■ AIM OF THE EXERCISE ■
The lines to copy from the data below are those that hold the string "Body".

■ EXTRACTED INFORMATION ■
+ + + +

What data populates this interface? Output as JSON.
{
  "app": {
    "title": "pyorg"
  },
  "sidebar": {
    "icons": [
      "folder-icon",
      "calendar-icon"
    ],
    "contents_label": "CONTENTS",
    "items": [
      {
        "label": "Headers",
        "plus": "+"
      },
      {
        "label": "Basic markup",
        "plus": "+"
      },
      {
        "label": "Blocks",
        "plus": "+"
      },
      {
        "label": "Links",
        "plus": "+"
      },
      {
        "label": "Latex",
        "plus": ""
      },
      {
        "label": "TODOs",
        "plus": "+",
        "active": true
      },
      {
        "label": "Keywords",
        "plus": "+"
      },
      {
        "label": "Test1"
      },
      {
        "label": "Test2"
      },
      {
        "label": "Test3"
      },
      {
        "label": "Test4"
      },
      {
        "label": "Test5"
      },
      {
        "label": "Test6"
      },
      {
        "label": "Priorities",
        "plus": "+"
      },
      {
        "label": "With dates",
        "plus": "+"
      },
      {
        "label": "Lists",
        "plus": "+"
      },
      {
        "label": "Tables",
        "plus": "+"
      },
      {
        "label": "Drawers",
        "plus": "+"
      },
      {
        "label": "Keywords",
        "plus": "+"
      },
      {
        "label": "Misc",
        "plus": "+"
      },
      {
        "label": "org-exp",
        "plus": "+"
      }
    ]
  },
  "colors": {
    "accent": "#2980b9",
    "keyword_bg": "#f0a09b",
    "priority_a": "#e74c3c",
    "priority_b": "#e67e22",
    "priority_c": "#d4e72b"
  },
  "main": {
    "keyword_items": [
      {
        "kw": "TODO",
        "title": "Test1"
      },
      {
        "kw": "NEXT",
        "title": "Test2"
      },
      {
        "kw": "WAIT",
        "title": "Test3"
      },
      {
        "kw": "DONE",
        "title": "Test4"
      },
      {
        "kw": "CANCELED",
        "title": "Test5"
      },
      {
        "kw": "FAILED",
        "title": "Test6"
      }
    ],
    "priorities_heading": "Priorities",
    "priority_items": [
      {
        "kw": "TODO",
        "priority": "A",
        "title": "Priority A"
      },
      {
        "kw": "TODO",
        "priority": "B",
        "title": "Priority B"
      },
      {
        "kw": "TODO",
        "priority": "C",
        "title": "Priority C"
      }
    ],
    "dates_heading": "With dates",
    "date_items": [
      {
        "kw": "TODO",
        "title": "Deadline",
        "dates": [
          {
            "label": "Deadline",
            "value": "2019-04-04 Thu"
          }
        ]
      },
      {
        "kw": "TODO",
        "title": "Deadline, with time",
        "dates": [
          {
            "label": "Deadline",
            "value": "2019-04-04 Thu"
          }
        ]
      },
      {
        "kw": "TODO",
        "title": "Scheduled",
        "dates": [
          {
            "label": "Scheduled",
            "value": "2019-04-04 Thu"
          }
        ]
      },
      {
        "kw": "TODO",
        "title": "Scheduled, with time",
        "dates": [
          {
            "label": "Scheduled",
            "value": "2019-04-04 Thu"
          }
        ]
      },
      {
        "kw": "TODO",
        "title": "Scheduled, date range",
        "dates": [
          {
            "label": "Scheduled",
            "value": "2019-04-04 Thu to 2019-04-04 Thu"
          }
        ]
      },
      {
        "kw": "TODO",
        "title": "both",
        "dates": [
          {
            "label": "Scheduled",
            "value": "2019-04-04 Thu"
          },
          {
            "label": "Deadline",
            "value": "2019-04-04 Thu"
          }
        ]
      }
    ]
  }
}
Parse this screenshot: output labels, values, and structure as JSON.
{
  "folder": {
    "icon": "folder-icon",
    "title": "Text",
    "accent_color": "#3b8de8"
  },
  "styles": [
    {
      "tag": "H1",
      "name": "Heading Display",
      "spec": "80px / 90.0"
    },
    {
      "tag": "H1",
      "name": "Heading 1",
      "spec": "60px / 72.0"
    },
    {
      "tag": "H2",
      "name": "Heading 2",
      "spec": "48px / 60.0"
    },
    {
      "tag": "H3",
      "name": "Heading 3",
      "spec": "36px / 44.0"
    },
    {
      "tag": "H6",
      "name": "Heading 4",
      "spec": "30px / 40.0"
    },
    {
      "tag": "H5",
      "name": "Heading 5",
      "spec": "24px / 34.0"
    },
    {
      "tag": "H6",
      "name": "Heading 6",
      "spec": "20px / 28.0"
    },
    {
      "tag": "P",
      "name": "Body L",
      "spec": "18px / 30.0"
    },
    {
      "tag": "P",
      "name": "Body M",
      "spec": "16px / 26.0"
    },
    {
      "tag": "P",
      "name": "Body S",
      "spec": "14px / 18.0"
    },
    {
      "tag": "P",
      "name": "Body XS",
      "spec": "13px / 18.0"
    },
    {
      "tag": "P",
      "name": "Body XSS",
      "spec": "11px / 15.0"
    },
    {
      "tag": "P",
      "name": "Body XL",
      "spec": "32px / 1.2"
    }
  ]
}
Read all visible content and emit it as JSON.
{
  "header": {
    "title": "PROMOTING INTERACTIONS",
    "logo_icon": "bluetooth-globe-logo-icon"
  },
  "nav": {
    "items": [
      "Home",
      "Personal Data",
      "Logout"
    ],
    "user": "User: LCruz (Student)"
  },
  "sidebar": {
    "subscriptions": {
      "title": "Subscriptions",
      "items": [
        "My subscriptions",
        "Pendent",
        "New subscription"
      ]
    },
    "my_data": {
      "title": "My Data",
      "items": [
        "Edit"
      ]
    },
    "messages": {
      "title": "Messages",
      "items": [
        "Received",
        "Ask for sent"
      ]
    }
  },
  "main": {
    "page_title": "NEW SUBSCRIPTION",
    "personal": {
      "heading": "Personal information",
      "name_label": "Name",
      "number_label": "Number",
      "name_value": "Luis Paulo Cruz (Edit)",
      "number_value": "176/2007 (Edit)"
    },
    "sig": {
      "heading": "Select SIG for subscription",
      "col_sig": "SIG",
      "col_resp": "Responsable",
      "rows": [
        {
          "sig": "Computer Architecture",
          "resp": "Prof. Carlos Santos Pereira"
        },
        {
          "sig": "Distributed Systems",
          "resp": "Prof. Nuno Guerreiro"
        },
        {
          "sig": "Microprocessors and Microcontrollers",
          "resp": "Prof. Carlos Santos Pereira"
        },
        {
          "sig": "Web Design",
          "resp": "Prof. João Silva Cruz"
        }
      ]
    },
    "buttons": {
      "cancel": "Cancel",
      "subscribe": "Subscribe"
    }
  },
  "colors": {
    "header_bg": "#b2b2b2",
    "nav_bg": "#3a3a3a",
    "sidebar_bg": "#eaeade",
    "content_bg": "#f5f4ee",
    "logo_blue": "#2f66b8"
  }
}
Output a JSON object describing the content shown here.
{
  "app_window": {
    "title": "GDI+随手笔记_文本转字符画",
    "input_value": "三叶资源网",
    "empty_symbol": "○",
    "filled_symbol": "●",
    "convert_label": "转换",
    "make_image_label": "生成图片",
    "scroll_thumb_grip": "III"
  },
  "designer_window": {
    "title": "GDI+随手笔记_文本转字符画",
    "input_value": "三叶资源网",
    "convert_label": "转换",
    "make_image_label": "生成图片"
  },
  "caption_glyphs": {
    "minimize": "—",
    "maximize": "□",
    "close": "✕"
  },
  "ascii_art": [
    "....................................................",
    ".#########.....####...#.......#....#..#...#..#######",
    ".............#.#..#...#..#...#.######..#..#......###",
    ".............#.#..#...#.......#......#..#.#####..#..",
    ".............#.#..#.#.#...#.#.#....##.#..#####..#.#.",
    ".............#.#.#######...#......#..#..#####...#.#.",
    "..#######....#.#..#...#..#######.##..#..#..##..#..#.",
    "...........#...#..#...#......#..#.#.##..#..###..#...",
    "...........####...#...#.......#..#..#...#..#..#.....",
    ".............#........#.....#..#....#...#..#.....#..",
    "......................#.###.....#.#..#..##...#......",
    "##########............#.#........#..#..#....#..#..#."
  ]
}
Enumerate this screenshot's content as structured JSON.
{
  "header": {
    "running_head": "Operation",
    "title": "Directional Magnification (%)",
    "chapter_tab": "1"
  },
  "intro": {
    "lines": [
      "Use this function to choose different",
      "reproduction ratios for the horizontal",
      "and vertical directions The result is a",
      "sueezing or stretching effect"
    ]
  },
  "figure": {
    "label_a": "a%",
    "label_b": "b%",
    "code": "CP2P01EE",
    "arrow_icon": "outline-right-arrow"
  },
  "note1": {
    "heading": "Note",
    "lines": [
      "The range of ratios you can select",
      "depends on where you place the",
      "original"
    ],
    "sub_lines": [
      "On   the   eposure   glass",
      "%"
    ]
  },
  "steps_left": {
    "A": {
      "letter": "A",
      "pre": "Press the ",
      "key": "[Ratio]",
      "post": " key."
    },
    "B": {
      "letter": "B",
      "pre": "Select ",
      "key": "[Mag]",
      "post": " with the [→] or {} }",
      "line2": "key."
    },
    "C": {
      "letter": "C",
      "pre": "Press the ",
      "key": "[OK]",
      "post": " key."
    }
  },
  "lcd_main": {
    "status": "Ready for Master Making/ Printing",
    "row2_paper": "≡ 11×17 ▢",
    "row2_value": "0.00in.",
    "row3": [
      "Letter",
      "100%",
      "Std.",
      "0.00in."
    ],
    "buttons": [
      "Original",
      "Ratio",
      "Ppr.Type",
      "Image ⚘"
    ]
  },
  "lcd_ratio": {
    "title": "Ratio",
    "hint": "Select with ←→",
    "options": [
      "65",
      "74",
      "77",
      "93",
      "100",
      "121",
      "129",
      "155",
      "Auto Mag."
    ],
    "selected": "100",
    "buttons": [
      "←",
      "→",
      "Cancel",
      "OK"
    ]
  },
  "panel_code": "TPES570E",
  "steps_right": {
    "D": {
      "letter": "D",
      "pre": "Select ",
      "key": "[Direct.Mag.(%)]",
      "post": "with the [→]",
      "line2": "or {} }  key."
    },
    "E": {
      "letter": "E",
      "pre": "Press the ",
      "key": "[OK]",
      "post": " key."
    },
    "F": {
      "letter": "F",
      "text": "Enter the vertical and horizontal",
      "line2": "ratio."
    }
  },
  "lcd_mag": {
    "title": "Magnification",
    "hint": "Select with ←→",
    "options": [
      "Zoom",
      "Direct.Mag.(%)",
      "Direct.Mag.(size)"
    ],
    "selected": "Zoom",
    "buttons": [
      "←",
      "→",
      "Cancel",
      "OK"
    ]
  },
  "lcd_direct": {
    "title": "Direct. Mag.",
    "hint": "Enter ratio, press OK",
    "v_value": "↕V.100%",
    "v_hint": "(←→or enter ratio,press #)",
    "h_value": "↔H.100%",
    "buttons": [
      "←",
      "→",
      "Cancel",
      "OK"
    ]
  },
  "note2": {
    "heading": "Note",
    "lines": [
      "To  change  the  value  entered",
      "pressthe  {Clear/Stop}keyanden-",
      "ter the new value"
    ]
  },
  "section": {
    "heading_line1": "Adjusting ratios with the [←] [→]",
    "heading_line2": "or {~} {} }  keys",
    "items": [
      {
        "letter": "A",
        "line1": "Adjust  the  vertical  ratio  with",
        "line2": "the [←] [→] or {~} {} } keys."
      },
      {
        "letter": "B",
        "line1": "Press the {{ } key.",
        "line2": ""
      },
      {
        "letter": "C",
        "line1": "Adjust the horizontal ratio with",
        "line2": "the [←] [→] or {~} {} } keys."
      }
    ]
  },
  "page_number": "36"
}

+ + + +

■ OUTPUT OF THE TASK ■
      "name": "Body L",
      "name": "Body M",
      "name": "Body S",
      "name": "Body XS",
      "name": "Body XSS",
      "name": "Body XL",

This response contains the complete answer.